**Material provided**
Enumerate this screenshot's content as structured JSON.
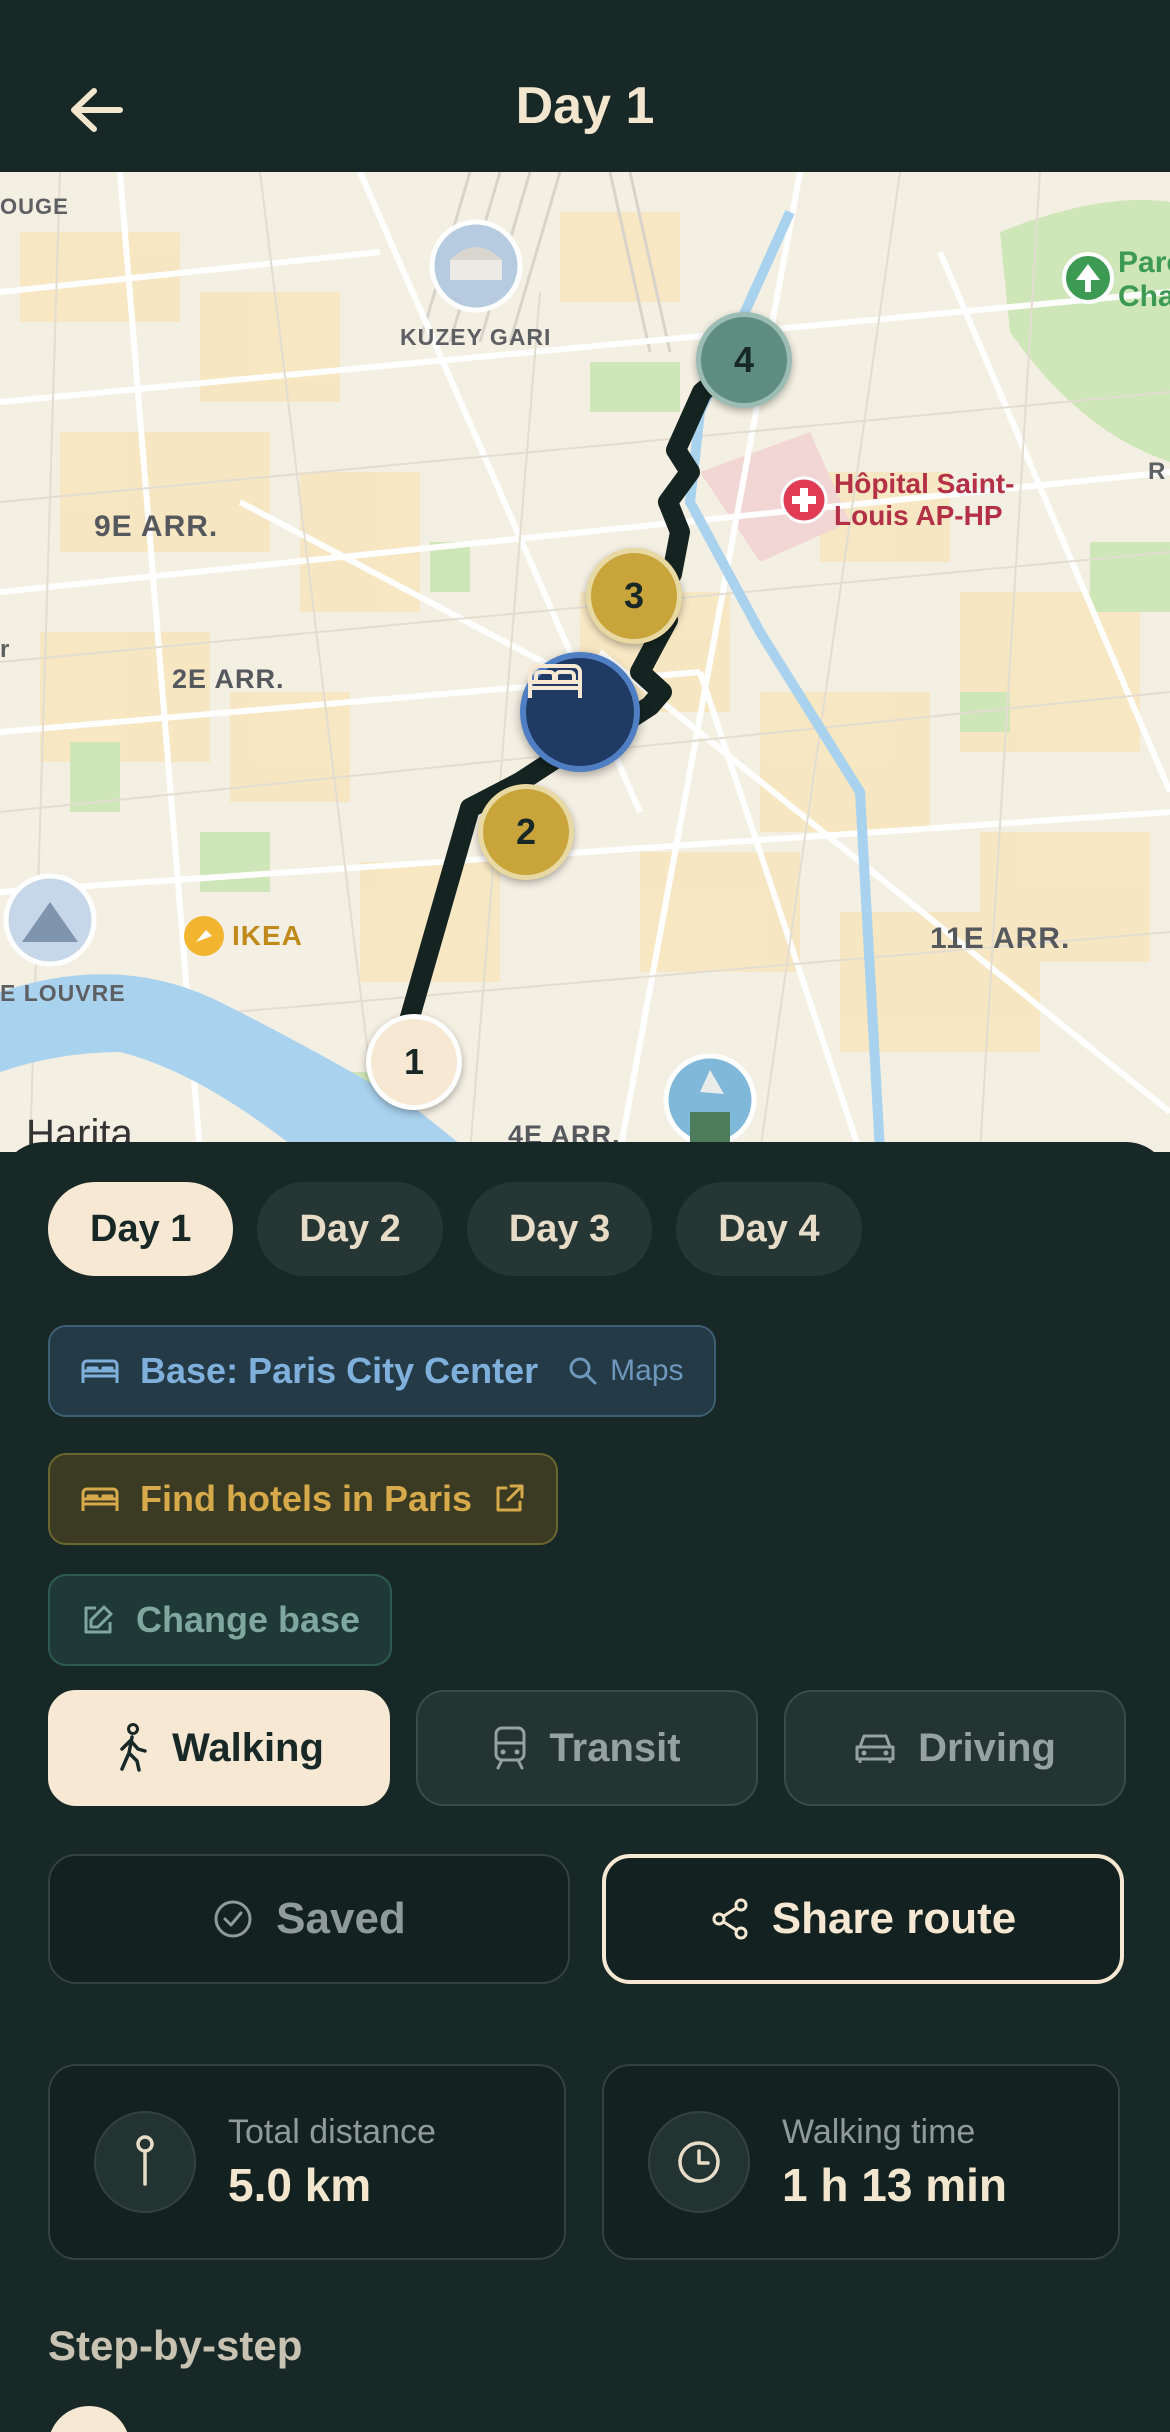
{
  "header": {
    "title": "Day 1",
    "back_icon": "arrow-left-icon"
  },
  "map": {
    "labels": {
      "kuzey_gari": "KUZEY GARI",
      "arr9": "9E ARR.",
      "arr2": "2E ARR.",
      "arr11": "11E ARR.",
      "arr4": "4E ARR.",
      "louvre": "E LOUVRE",
      "rouge": "OUGE",
      "ikea": "IKEA",
      "hopital_line1": "Hôpital Saint-",
      "hopital_line2": "Louis AP-HP",
      "parc_line1": "Parc",
      "parc_line2": "Cha",
      "harita": "Harita",
      "r_edge": "R",
      "r_edge_left": "r"
    },
    "markers": [
      {
        "label": "1",
        "kind": "start"
      },
      {
        "label": "2",
        "kind": "stop"
      },
      {
        "label": "3",
        "kind": "stop"
      },
      {
        "label": "4",
        "kind": "end"
      }
    ],
    "hotel_marker_icon": "bed-icon"
  },
  "days": [
    "Day 1",
    "Day 2",
    "Day 3",
    "Day 4"
  ],
  "active_day": "Day 1",
  "base": {
    "label": "Base: Paris City Center",
    "maps_label": "Maps",
    "icon": "bed-icon"
  },
  "hotels": {
    "label": "Find hotels in Paris",
    "icon": "bed-icon"
  },
  "change_base": {
    "label": "Change base",
    "icon": "edit-icon"
  },
  "modes": [
    {
      "label": "Walking",
      "icon": "walking-icon",
      "active": true
    },
    {
      "label": "Transit",
      "icon": "train-icon",
      "active": false
    },
    {
      "label": "Driving",
      "icon": "car-icon",
      "active": false
    }
  ],
  "actions": {
    "saved_label": "Saved",
    "share_label": "Share route"
  },
  "stats": {
    "distance": {
      "label": "Total distance",
      "value": "5.0 km",
      "icon": "pin-icon"
    },
    "time": {
      "label": "Walking time",
      "value": "1 h 13 min",
      "icon": "clock-icon"
    }
  },
  "steps_title": "Step-by-step",
  "colors": {
    "background": "#182826",
    "cream": "#f6e8d2",
    "marker_gold": "#c9a43a",
    "marker_teal": "#5e8c80",
    "hotel_navy": "#1f3a63",
    "base_blue": "#7fb0dc",
    "hotels_gold": "#d6a94a"
  }
}
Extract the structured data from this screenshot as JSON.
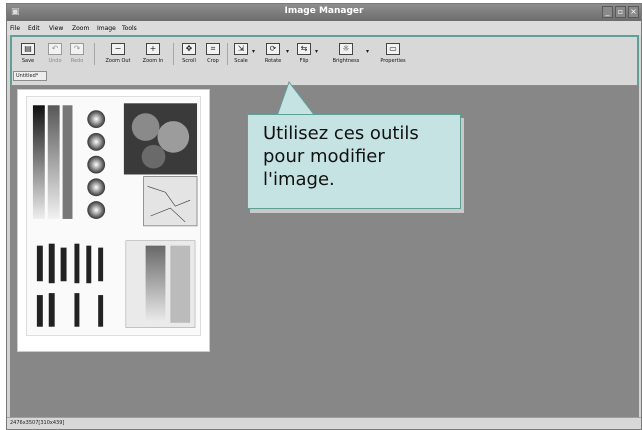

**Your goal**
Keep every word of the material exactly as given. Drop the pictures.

**Exercise solution**
Enumerate this screenshot's content as structured JSON.
{
  "header": {
    "title": "Day 1",
    "back_icon": "arrow-left-icon"
  },
  "map": {
    "labels": {
      "kuzey_gari": "KUZEY GARI",
      "arr9": "9E ARR.",
      "arr2": "2E ARR.",
      "arr11": "11E ARR.",
      "arr4": "4E ARR.",
      "louvre": "E LOUVRE",
      "rouge": "OUGE",
      "ikea": "IKEA",
      "hopital_line1": "Hôpital Saint-",
      "hopital_line2": "Louis AP-HP",
      "parc_line1": "Parc",
      "parc_line2": "Cha",
      "harita": "Harita",
      "r_edge": "R",
      "r_edge_left": "r"
    },
    "markers": [
      {
        "label": "1",
        "kind": "start"
      },
      {
        "label": "2",
        "kind": "stop"
      },
      {
        "label": "3",
        "kind": "stop"
      },
      {
        "label": "4",
        "kind": "end"
      }
    ],
    "hotel_marker_icon": "bed-icon"
  },
  "days": [
    "Day 1",
    "Day 2",
    "Day 3",
    "Day 4"
  ],
  "active_day": "Day 1",
  "base": {
    "label": "Base: Paris City Center",
    "maps_label": "Maps",
    "icon": "bed-icon"
  },
  "hotels": {
    "label": "Find hotels in Paris",
    "icon": "bed-icon"
  },
  "change_base": {
    "label": "Change base",
    "icon": "edit-icon"
  },
  "modes": [
    {
      "label": "Walking",
      "icon": "walking-icon",
      "active": true
    },
    {
      "label": "Transit",
      "icon": "train-icon",
      "active": false
    },
    {
      "label": "Driving",
      "icon": "car-icon",
      "active": false
    }
  ],
  "actions": {
    "saved_label": "Saved",
    "share_label": "Share route"
  },
  "stats": {
    "distance": {
      "label": "Total distance",
      "value": "5.0 km",
      "icon": "pin-icon"
    },
    "time": {
      "label": "Walking time",
      "value": "1 h 13 min",
      "icon": "clock-icon"
    }
  },
  "steps_title": "Step-by-step",
  "colors": {
    "background": "#182826",
    "cream": "#f6e8d2",
    "marker_gold": "#c9a43a",
    "marker_teal": "#5e8c80",
    "hotel_navy": "#1f3a63",
    "base_blue": "#7fb0dc",
    "hotels_gold": "#d6a94a"
  }
}
Extract the structured data from this screenshot as JSON.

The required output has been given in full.